YOUR ASSIGNMENT
Search for the word "icon" in the entries. Each line that holds it should be copied.

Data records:
⁂
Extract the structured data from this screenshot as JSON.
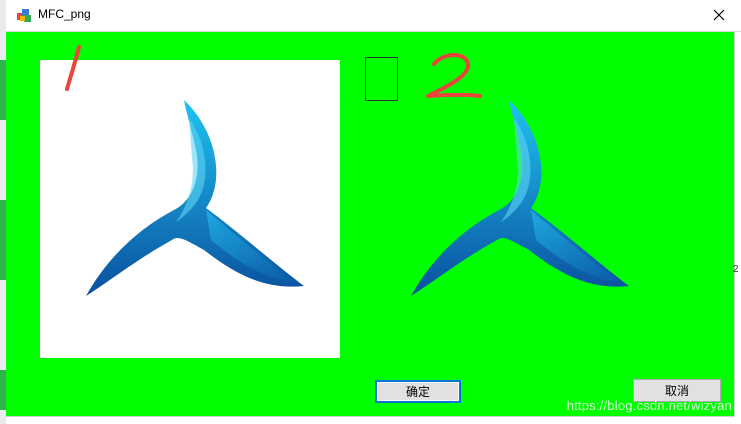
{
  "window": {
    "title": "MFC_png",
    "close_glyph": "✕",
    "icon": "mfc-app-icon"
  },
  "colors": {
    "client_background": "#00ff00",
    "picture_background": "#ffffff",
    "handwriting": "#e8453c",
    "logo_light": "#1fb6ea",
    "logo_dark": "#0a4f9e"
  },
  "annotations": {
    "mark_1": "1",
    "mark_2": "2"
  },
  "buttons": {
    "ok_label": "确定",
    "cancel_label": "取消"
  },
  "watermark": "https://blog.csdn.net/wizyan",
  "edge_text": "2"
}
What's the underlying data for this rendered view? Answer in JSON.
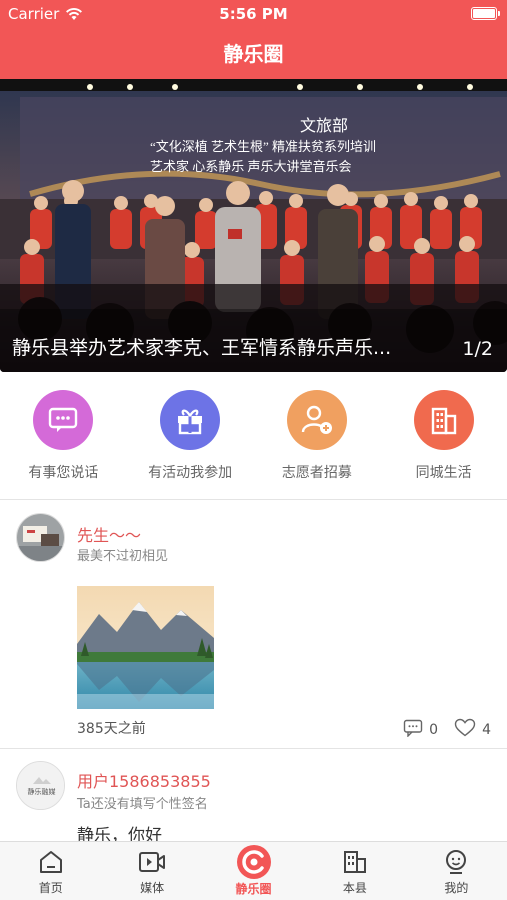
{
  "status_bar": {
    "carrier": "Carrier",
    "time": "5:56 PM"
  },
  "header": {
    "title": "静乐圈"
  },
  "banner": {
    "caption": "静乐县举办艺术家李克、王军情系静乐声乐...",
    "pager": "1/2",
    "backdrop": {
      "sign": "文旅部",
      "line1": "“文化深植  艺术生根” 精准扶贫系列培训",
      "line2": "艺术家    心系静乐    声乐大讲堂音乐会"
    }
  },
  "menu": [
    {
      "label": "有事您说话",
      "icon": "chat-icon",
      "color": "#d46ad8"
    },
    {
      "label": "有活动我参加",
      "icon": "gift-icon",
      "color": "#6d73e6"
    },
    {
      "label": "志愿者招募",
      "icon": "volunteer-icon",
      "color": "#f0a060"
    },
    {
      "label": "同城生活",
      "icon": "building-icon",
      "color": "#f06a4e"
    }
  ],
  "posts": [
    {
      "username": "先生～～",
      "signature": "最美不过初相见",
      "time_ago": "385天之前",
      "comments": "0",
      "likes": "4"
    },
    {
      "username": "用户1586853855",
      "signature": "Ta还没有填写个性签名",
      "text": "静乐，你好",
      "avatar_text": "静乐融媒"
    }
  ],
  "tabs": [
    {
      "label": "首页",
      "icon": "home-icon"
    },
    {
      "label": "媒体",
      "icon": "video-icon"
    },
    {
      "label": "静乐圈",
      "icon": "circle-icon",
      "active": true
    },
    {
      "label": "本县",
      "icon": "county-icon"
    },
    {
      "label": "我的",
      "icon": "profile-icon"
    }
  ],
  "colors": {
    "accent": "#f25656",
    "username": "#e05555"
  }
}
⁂
RESULT OF THE EXERCISE
    "icon": "mfc-app-icon"
      "icon": "chat-icon",
      "icon": "gift-icon",
      "icon": "volunteer-icon",
      "icon": "building-icon",
      "icon": "home-icon"
      "icon": "video-icon"
      "icon": "circle-icon",
      "icon": "county-icon"
      "icon": "profile-icon"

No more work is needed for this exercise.